What factors help a democracy to survive a crisis? A study of cases in which democracy suffered a steep decline, yet ultimately recovered and endured, offers new insights. In moments of crisis, unelected and nonmajoritarian actors can play a pivotal role.
A review of Tunisia: An Arab Anomaly by Safwan M. Masri.
Public-opinion data from Pew Research Center show that global support for representative democracy is widespread, but often thin. Amid rising economic anxiety, cultural unease, and political frustration, citizens are increasingly open to alternative systems of government.
In July 2017, Timor-Leste held its third parliamentary elections since independence. The party-centered campaign featured both enduring legacies of the revolutionary struggle and a distinct form of political patronage.
Russia’s ruling elite have used corruption not only to line their own pockets, but also as a tool of domestic political control and global power projection.
Rodrigo Duterte’s rise to the presidency of the Philippines reflects a broader trend in Southeast Asia of voters favoring politicians who elevate order above law. What does the history of “voting against disorder” in Indonesia and Thailand imply for the future of democracy in the Philippines?
The September 2016 Legislative Council election marked the rise of a new political force that emphasizes the specific interests and identity of Hong Kong. It has especially been championed by many of the young people who swelled 2014’s Umbrella Movement protests.
Ennahda has long felt an especially strong kinship with Turkey’s AKP, which has seen as representing a combination of piety, prosperity, and democratic credibility. How might their relationship be affected by the AKP's more recent authoritarian turn?
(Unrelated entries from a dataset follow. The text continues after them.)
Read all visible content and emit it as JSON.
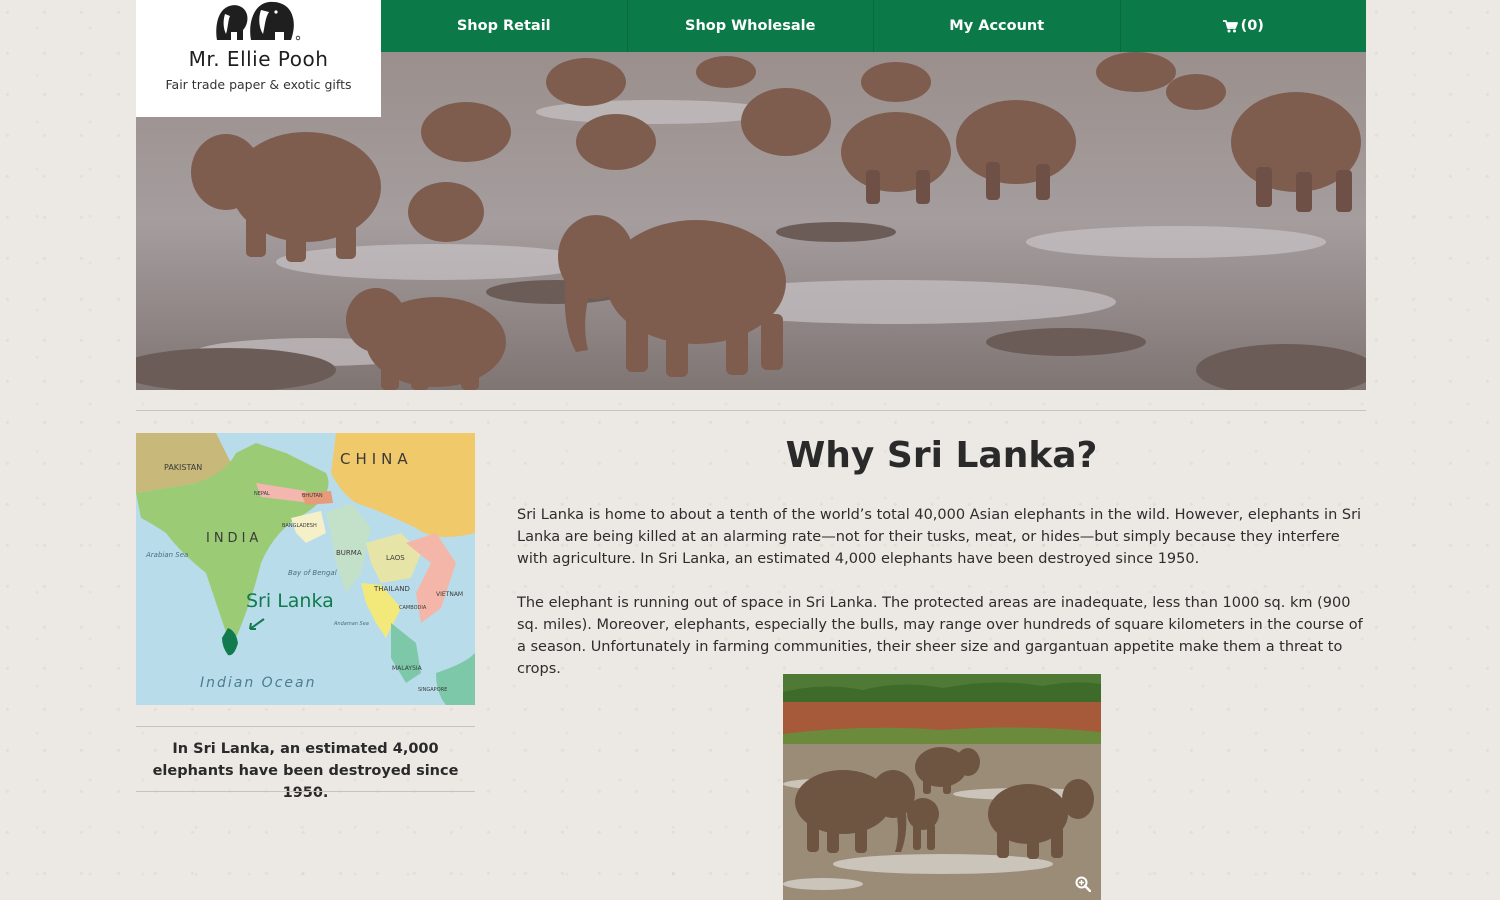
{
  "brand": {
    "name": "Mr. Ellie Pooh",
    "tagline": "Fair trade paper & exotic gifts",
    "logo_icon": "elephant-logo-icon"
  },
  "nav": {
    "items": [
      {
        "label": "Shop Retail"
      },
      {
        "label": "Shop Wholesale"
      },
      {
        "label": "My Account"
      },
      {
        "label": "(0)",
        "icon": "cart-icon"
      }
    ],
    "color": "#0b7a48"
  },
  "sidebar": {
    "map_labels": {
      "china": "CHINA",
      "india": "INDIA",
      "pakistan": "PAKISTAN",
      "nepal": "NEPAL",
      "bhutan": "BHUTAN",
      "bangladesh": "BANGLADESH",
      "burma": "BURMA",
      "laos": "LAOS",
      "thailand": "THAILAND",
      "vietnam": "VIETNAM",
      "cambodia": "CAMBODIA",
      "malaysia": "MALAYSIA",
      "singapore": "SINGAPORE",
      "arabian_sea": "Arabian Sea",
      "bay_of_bengal": "Bay of Bengal",
      "andaman_sea": "Andaman Sea",
      "indian_ocean": "Indian Ocean",
      "sri_lanka": "Sri Lanka"
    },
    "caption": "In Sri Lanka, an estimated 4,000 elephants have been destroyed since 1950."
  },
  "main": {
    "title": "Why Sri Lanka?",
    "paragraphs": [
      "Sri Lanka is home to about a tenth of the world’s total 40,000 Asian elephants in the wild. However, elephants in Sri Lanka are being killed at an alarming rate—not for their tusks, meat, or hides—but simply because they interfere with agriculture. In Sri Lanka, an estimated 4,000 elephants have been destroyed since 1950.",
      "The elephant is running out of space in Sri Lanka. The protected areas are inadequate, less than 1000 sq. km (900 sq. miles). Moreover, elephants, especially the bulls, may range over hundreds of square kilometers in the course of a season. Unfortunately in farming communities, their sheer size and gargantuan appetite make them a threat to crops."
    ],
    "photo_icon": "zoom-icon"
  }
}
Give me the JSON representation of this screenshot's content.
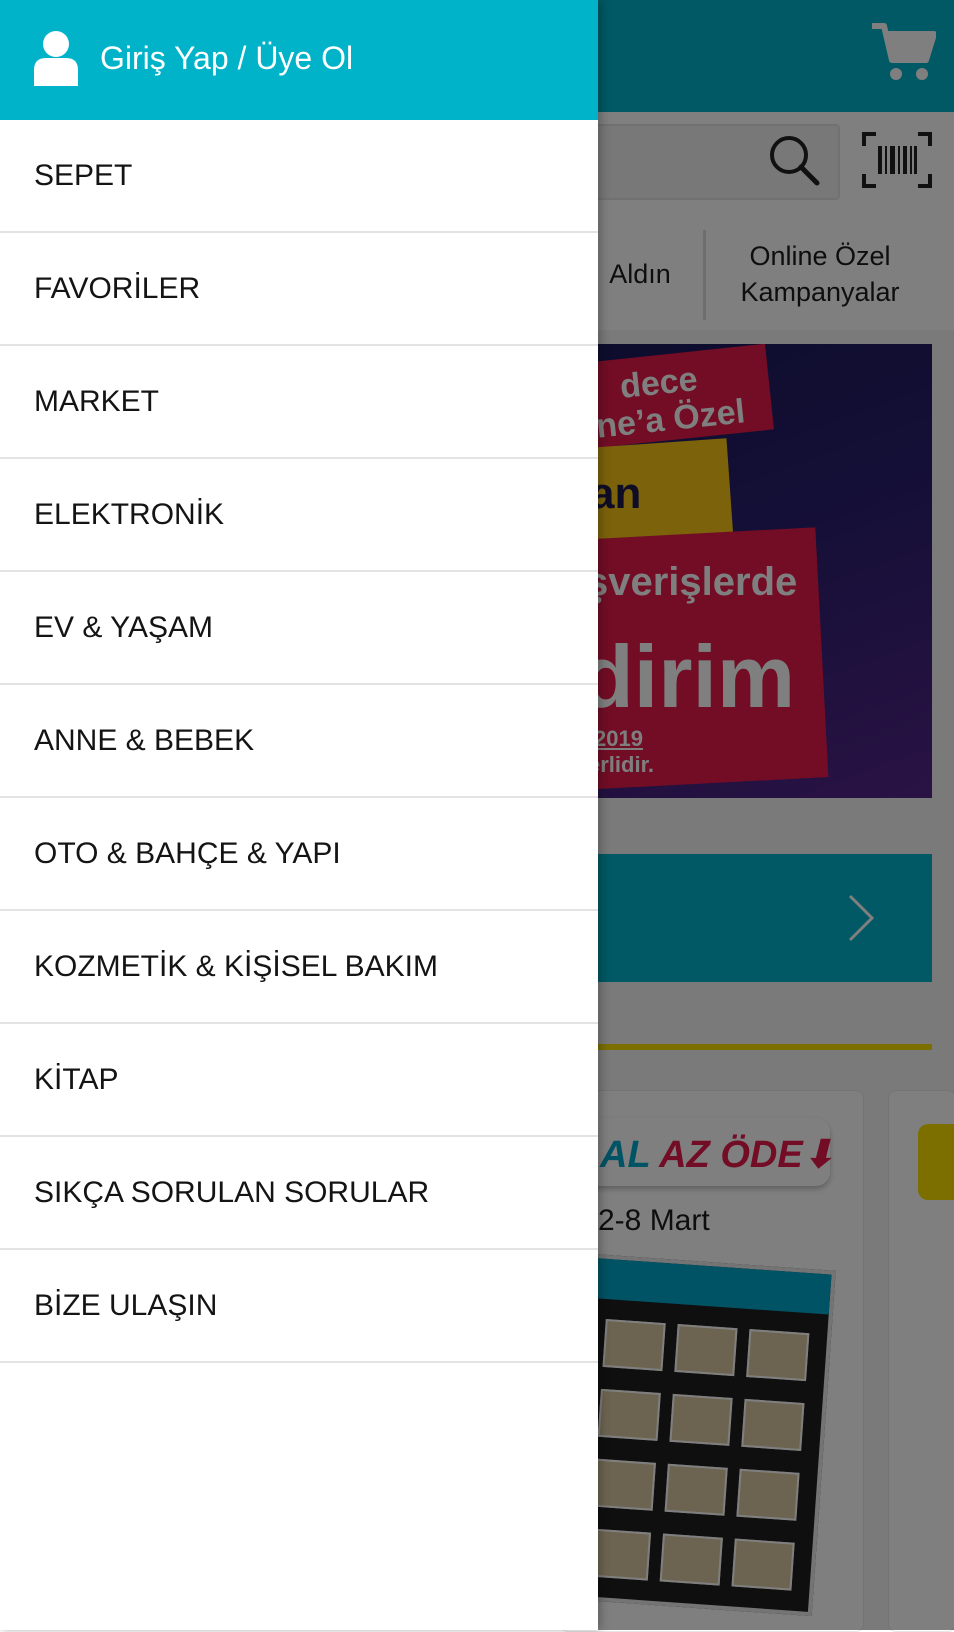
{
  "app": {
    "tabs": {
      "left": "Aldın",
      "right_line1": "Online Özel",
      "right_line2": "Kampanyalar"
    },
    "banner": {
      "line1": "dece",
      "line2": "ne’a Özel",
      "line3": "an",
      "line4": "şverişlerde",
      "line5": "dirim",
      "line6": "2019",
      "line7": "erlidir."
    },
    "promo": {
      "badge_part1": "AL",
      "badge_part2": "AZ ÖDE",
      "arrow": "⬇",
      "date": "2-8 Mart"
    },
    "colors": {
      "accent": "#00b3c9",
      "highlight": "#f8df00",
      "promo_red": "#e41a4b"
    }
  },
  "drawer": {
    "header": {
      "login_label": "Giriş Yap / Üye Ol",
      "icon": "user-icon"
    },
    "menu": [
      {
        "label": "SEPET"
      },
      {
        "label": "FAVORİLER"
      },
      {
        "label": "MARKET"
      },
      {
        "label": "ELEKTRONİK"
      },
      {
        "label": "EV & YAŞAM"
      },
      {
        "label": "ANNE & BEBEK"
      },
      {
        "label": "OTO & BAHÇE & YAPI"
      },
      {
        "label": "KOZMETİK & KİŞİSEL BAKIM"
      },
      {
        "label": "KİTAP"
      },
      {
        "label": "SIKÇA SORULAN SORULAR"
      },
      {
        "label": "BİZE ULAŞIN"
      }
    ]
  }
}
The use of force and intimidation against women trying to take part in politics is a growing problem in many places. Such violence assumes a number of different forms, but all aim to keep women as women out of public life.